*ACTION ITEM:*
Give back the records in their entirety, exactly.

[Data extracted from a collection]
-- Opening Marker --

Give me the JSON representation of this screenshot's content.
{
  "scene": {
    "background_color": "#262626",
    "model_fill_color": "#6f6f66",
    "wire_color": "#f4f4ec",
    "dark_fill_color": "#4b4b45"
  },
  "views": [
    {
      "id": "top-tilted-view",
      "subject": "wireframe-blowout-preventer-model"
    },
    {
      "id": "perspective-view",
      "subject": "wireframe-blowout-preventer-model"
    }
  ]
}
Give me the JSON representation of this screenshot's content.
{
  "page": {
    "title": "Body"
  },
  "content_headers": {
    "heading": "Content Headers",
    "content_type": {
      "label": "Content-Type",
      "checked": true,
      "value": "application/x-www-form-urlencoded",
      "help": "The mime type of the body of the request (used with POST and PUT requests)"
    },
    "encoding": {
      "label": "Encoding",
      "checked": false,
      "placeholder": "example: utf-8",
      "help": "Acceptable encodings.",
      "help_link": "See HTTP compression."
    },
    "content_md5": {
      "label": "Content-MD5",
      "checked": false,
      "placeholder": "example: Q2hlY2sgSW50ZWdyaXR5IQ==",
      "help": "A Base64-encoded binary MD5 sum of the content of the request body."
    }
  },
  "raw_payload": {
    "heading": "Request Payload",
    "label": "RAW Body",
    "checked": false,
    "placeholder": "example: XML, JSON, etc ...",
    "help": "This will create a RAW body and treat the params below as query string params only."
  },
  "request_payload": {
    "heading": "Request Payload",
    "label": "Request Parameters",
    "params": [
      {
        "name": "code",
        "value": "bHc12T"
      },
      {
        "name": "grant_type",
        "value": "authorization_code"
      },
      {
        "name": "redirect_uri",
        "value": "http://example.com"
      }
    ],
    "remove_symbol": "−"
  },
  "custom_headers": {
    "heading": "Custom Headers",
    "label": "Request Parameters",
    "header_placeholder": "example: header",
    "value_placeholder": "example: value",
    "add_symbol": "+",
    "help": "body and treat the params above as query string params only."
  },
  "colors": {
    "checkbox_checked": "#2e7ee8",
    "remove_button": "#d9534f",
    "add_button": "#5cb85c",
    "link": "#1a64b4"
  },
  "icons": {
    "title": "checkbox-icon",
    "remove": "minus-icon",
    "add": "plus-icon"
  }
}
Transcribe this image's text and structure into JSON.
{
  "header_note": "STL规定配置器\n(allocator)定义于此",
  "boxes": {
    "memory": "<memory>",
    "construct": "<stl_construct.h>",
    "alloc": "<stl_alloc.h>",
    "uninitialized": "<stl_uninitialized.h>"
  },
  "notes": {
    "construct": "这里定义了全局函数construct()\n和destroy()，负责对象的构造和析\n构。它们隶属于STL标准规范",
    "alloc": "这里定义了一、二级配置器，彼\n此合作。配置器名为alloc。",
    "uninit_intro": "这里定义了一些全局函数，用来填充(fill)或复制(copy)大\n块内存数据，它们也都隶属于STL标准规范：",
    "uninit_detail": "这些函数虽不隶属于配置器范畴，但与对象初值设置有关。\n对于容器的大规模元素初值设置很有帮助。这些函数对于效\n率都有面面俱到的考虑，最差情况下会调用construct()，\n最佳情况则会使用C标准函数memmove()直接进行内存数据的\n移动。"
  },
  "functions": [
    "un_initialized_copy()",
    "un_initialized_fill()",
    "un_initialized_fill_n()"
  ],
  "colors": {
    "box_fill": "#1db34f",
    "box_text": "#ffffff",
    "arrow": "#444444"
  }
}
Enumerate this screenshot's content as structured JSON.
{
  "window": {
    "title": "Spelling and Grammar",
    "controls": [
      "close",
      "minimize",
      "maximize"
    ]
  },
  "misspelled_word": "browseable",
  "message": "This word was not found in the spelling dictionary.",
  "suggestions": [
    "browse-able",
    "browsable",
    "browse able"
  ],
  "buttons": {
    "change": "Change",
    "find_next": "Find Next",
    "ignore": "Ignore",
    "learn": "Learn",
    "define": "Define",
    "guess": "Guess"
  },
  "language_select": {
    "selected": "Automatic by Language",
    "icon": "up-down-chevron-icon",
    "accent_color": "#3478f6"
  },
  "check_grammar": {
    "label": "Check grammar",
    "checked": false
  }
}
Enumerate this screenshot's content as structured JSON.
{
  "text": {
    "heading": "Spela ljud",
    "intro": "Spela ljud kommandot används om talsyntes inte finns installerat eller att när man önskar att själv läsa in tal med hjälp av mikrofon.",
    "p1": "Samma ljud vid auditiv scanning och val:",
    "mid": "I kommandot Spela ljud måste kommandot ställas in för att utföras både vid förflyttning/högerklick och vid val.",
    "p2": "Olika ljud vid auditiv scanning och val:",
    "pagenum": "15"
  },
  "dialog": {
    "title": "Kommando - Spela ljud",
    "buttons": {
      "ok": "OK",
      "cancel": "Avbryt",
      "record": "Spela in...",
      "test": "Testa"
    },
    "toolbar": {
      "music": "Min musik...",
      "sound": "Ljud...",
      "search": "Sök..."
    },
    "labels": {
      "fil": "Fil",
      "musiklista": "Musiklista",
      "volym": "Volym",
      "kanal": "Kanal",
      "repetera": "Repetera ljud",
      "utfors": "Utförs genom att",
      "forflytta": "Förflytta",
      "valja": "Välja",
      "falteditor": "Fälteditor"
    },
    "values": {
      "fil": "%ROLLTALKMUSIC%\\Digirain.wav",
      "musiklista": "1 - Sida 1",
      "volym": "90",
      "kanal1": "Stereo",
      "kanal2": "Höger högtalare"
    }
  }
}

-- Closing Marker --

*TASK SOLUTION:*
Give me the JSON representation of this screenshot's content.
{
  "scene": {
    "background_color": "#262626",
    "model_fill_color": "#6f6f66",
    "wire_color": "#f4f4ec",
    "dark_fill_color": "#4b4b45"
  },
  "views": [
    {
      "id": "top-tilted-view",
      "subject": "wireframe-blowout-preventer-model"
    },
    {
      "id": "perspective-view",
      "subject": "wireframe-blowout-preventer-model"
    }
  ]
}
Give me the JSON representation of this screenshot's content.
{
  "page": {
    "title": "Body"
  },
  "content_headers": {
    "heading": "Content Headers",
    "content_type": {
      "label": "Content-Type",
      "checked": true,
      "value": "application/x-www-form-urlencoded",
      "help": "The mime type of the body of the request (used with POST and PUT requests)"
    },
    "encoding": {
      "label": "Encoding",
      "checked": false,
      "placeholder": "example: utf-8",
      "help": "Acceptable encodings.",
      "help_link": "See HTTP compression."
    },
    "content_md5": {
      "label": "Content-MD5",
      "checked": false,
      "placeholder": "example: Q2hlY2sgSW50ZWdyaXR5IQ==",
      "help": "A Base64-encoded binary MD5 sum of the content of the request body."
    }
  },
  "raw_payload": {
    "heading": "Request Payload",
    "label": "RAW Body",
    "checked": false,
    "placeholder": "example: XML, JSON, etc ...",
    "help": "This will create a RAW body and treat the params below as query string params only."
  },
  "request_payload": {
    "heading": "Request Payload",
    "label": "Request Parameters",
    "params": [
      {
        "name": "code",
        "value": "bHc12T"
      },
      {
        "name": "grant_type",
        "value": "authorization_code"
      },
      {
        "name": "redirect_uri",
        "value": "http://example.com"
      }
    ],
    "remove_symbol": "−"
  },
  "custom_headers": {
    "heading": "Custom Headers",
    "label": "Request Parameters",
    "header_placeholder": "example: header",
    "value_placeholder": "example: value",
    "add_symbol": "+",
    "help": "body and treat the params above as query string params only."
  },
  "colors": {
    "checkbox_checked": "#2e7ee8",
    "remove_button": "#d9534f",
    "add_button": "#5cb85c",
    "link": "#1a64b4"
  },
  "icons": {
    "title": "checkbox-icon",
    "remove": "minus-icon",
    "add": "plus-icon"
  }
}
Transcribe this image's text and structure into JSON.
{
  "header_note": "STL规定配置器\n(allocator)定义于此",
  "boxes": {
    "memory": "<memory>",
    "construct": "<stl_construct.h>",
    "alloc": "<stl_alloc.h>",
    "uninitialized": "<stl_uninitialized.h>"
  },
  "notes": {
    "construct": "这里定义了全局函数construct()\n和destroy()，负责对象的构造和析\n构。它们隶属于STL标准规范",
    "alloc": "这里定义了一、二级配置器，彼\n此合作。配置器名为alloc。",
    "uninit_intro": "这里定义了一些全局函数，用来填充(fill)或复制(copy)大\n块内存数据，它们也都隶属于STL标准规范：",
    "uninit_detail": "这些函数虽不隶属于配置器范畴，但与对象初值设置有关。\n对于容器的大规模元素初值设置很有帮助。这些函数对于效\n率都有面面俱到的考虑，最差情况下会调用construct()，\n最佳情况则会使用C标准函数memmove()直接进行内存数据的\n移动。"
  },
  "functions": [
    "un_initialized_copy()",
    "un_initialized_fill()",
    "un_initialized_fill_n()"
  ],
  "colors": {
    "box_fill": "#1db34f",
    "box_text": "#ffffff",
    "arrow": "#444444"
  }
}
Enumerate this screenshot's content as structured JSON.
{
  "window": {
    "title": "Spelling and Grammar",
    "controls": [
      "close",
      "minimize",
      "maximize"
    ]
  },
  "misspelled_word": "browseable",
  "message": "This word was not found in the spelling dictionary.",
  "suggestions": [
    "browse-able",
    "browsable",
    "browse able"
  ],
  "buttons": {
    "change": "Change",
    "find_next": "Find Next",
    "ignore": "Ignore",
    "learn": "Learn",
    "define": "Define",
    "guess": "Guess"
  },
  "language_select": {
    "selected": "Automatic by Language",
    "icon": "up-down-chevron-icon",
    "accent_color": "#3478f6"
  },
  "check_grammar": {
    "label": "Check grammar",
    "checked": false
  }
}
Enumerate this screenshot's content as structured JSON.
{
  "text": {
    "heading": "Spela ljud",
    "intro": "Spela ljud kommandot används om talsyntes inte finns installerat eller att när man önskar att själv läsa in tal med hjälp av mikrofon.",
    "p1": "Samma ljud vid auditiv scanning och val:",
    "mid": "I kommandot Spela ljud måste kommandot ställas in för att utföras både vid förflyttning/högerklick och vid val.",
    "p2": "Olika ljud vid auditiv scanning och val:",
    "pagenum": "15"
  },
  "dialog": {
    "title": "Kommando - Spela ljud",
    "buttons": {
      "ok": "OK",
      "cancel": "Avbryt",
      "record": "Spela in...",
      "test": "Testa"
    },
    "toolbar": {
      "music": "Min musik...",
      "sound": "Ljud...",
      "search": "Sök..."
    },
    "labels": {
      "fil": "Fil",
      "musiklista": "Musiklista",
      "volym": "Volym",
      "kanal": "Kanal",
      "repetera": "Repetera ljud",
      "utfors": "Utförs genom att",
      "forflytta": "Förflytta",
      "valja": "Välja",
      "falteditor": "Fälteditor"
    },
    "values": {
      "fil": "%ROLLTALKMUSIC%\\Digirain.wav",
      "musiklista": "1 - Sida 1",
      "volym": "90",
      "kanal1": "Stereo",
      "kanal2": "Höger högtalare"
    }
  }
}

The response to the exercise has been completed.